I have a hunch that different socio-economic niches make different methods, processes, techniques and technologies rational: "Does One Size Fit All?"(1995) . I have been working out the consequences of adopting different methods and processes in different situations. I am supervising a survey of software development companies to see if their socio-economic situation is having an effect on their methods and processes (see theses).
I am therefore no longer designing and selling my favorite tools and methods. Instead I am collecting different software development tools, processes and methods. I am analyzing as many published methods and methodologies as possible. I am using the operations research paradigm developed by scientists and practitioners in the second world war. Here one develops mathematical models of how some process or method is carried out. The model can be used to make predictions and to predict optimal (or at least feasible) methods, processes,and/or techniques.
I have been collecting reports of what is done in practice from magazines. Similarly I monitor the state of the art as discussed on several Usenet Newsgroups. I therefore maintain several directories pointing to material on developing software development under the following headings:
This was an experiment to see if it was feasible to develop an ASCII based documentation language that would allow a software developer to mix mathematical and natural notations together at all stages in a project, for all life cycles, and all methods. The notation grows out of the well known EBNF notation for syntax but goes much further.
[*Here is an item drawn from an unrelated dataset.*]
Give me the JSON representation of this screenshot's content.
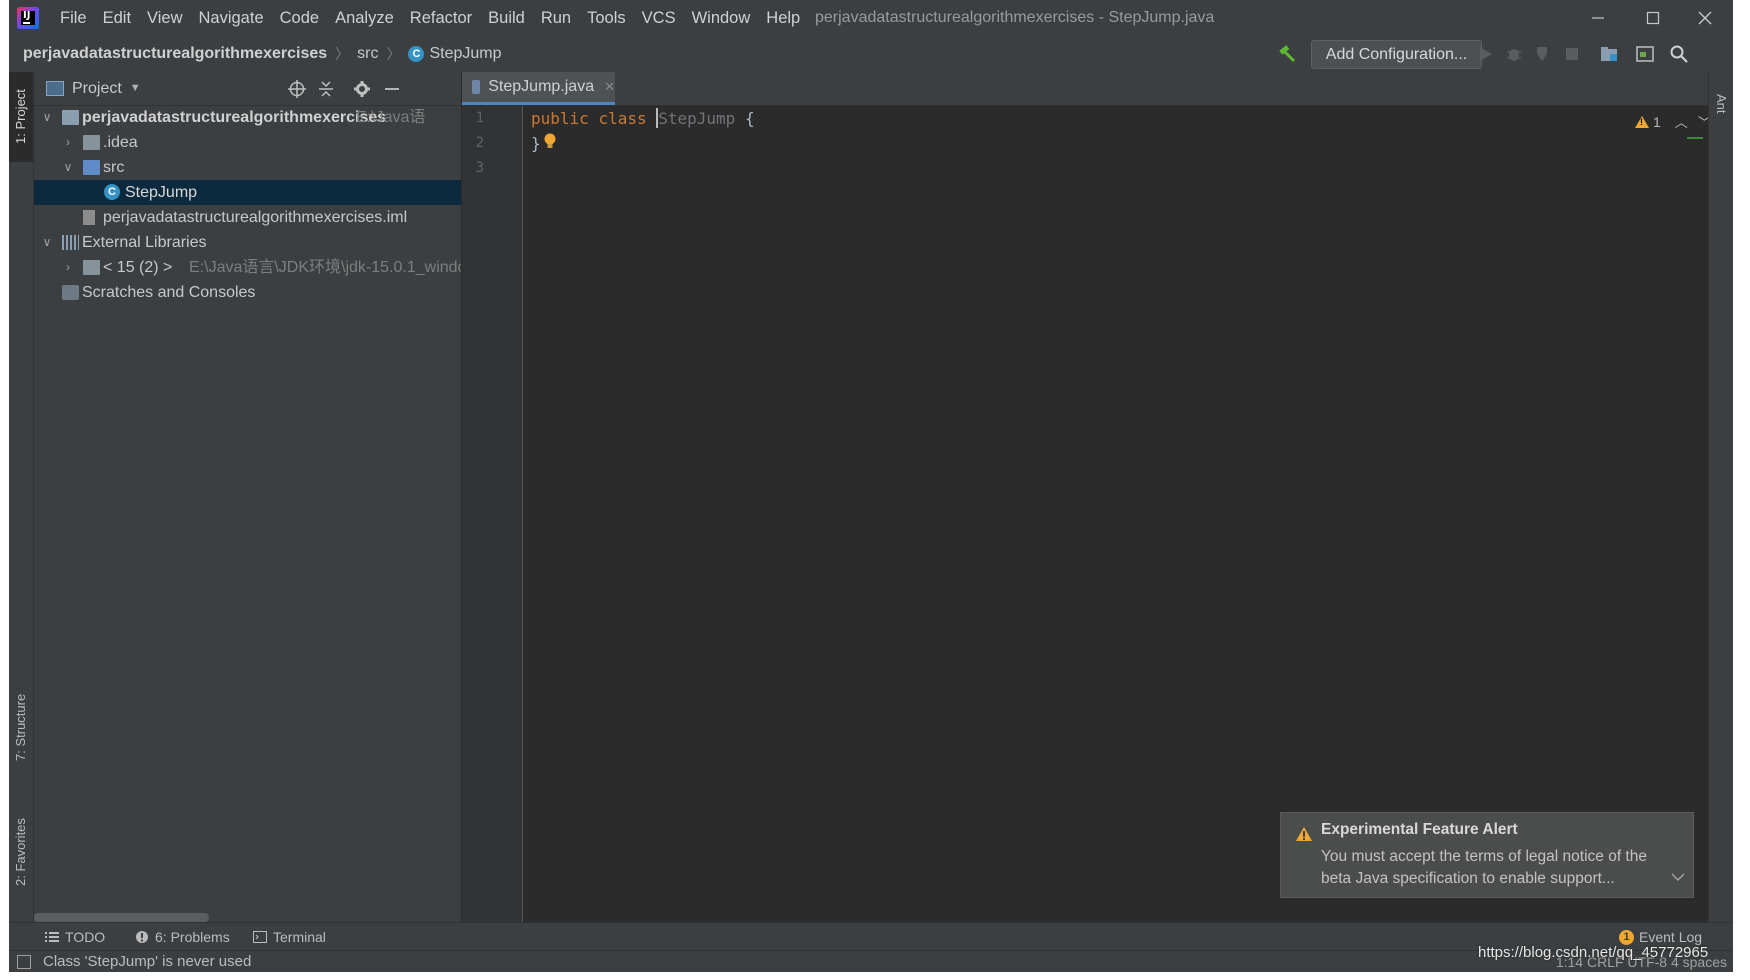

In particular it allows parts of one document to be reused and extended in other documents.
One test was to develop a tool to translate the notation into HTML. This turned out to be useful for documenting languages and preparing WWW notes and handouts.
The above are part of a collection of samples of documentation and code based on my MATHS notation.